# DATA UNDER STUDY
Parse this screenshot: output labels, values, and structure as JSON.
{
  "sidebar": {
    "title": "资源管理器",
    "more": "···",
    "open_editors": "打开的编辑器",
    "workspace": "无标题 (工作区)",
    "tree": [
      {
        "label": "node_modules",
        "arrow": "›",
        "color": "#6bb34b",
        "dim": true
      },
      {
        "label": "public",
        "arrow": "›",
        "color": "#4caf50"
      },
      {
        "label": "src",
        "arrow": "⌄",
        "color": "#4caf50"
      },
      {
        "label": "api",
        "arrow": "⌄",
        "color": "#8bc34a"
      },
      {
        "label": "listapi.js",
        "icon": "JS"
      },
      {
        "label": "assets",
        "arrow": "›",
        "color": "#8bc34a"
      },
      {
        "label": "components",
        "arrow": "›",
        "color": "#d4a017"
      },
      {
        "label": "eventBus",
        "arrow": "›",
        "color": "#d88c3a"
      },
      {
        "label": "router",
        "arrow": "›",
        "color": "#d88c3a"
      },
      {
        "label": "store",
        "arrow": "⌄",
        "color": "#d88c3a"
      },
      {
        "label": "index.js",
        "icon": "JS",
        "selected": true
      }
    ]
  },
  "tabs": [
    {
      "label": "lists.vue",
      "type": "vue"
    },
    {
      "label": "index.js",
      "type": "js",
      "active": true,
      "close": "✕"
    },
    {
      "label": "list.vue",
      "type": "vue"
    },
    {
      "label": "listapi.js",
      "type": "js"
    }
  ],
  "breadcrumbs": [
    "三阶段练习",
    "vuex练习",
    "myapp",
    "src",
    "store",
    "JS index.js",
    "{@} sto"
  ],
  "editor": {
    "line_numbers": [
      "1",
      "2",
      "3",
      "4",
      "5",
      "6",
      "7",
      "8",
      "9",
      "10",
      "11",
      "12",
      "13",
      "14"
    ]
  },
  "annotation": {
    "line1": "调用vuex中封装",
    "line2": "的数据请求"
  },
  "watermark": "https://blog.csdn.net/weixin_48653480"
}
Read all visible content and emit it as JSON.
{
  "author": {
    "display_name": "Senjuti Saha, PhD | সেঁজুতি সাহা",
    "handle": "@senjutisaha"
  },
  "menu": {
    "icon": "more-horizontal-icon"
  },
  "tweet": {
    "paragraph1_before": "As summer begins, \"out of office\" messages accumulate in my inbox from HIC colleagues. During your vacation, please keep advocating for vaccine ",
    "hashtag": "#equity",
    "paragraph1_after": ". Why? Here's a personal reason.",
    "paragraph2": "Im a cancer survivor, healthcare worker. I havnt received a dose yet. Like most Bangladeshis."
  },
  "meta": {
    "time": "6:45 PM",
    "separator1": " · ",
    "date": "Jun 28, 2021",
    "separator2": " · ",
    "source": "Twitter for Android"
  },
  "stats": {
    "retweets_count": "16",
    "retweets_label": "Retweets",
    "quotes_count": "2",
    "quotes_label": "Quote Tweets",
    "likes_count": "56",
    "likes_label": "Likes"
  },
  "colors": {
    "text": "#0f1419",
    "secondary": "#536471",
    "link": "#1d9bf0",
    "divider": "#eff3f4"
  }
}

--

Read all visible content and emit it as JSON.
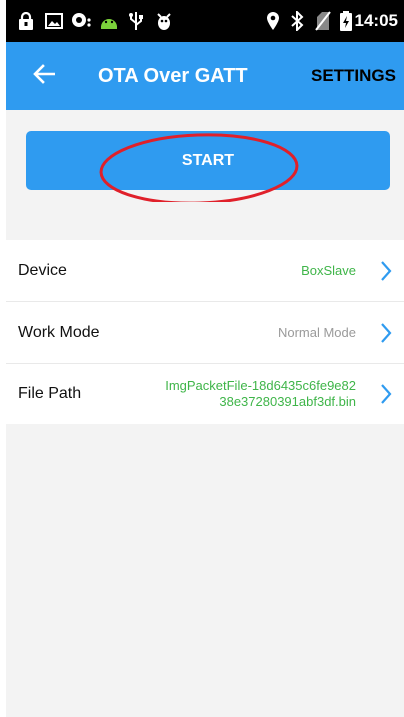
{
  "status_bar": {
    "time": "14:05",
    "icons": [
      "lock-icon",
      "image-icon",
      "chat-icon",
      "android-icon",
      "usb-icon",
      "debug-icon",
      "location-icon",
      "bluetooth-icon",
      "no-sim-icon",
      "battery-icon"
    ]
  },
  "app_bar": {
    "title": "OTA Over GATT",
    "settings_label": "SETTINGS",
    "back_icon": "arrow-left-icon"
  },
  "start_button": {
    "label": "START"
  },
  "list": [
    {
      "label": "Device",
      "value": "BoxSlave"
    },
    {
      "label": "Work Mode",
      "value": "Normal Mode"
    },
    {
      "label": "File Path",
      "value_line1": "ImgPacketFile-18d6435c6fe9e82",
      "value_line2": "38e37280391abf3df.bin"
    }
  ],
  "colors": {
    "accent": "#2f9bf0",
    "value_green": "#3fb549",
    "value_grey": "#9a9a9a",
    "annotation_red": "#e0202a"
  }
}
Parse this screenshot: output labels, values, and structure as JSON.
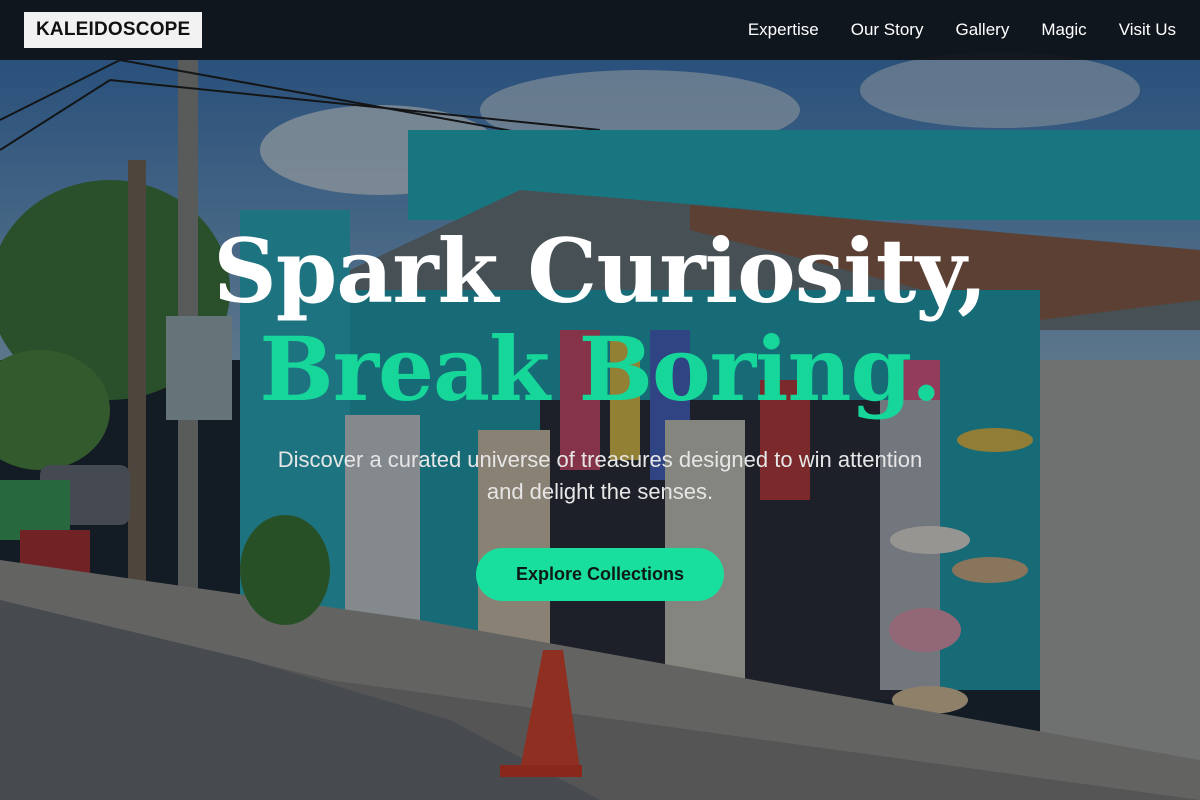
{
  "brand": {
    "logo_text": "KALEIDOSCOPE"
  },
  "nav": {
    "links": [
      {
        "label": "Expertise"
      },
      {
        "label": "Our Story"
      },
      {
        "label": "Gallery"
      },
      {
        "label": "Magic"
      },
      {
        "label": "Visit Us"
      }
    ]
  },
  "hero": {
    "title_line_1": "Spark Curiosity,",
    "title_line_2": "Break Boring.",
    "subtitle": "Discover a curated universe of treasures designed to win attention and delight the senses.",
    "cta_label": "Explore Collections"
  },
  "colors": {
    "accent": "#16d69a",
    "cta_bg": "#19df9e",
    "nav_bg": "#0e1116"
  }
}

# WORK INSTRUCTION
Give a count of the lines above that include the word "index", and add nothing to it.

# ANSWER BELOW
3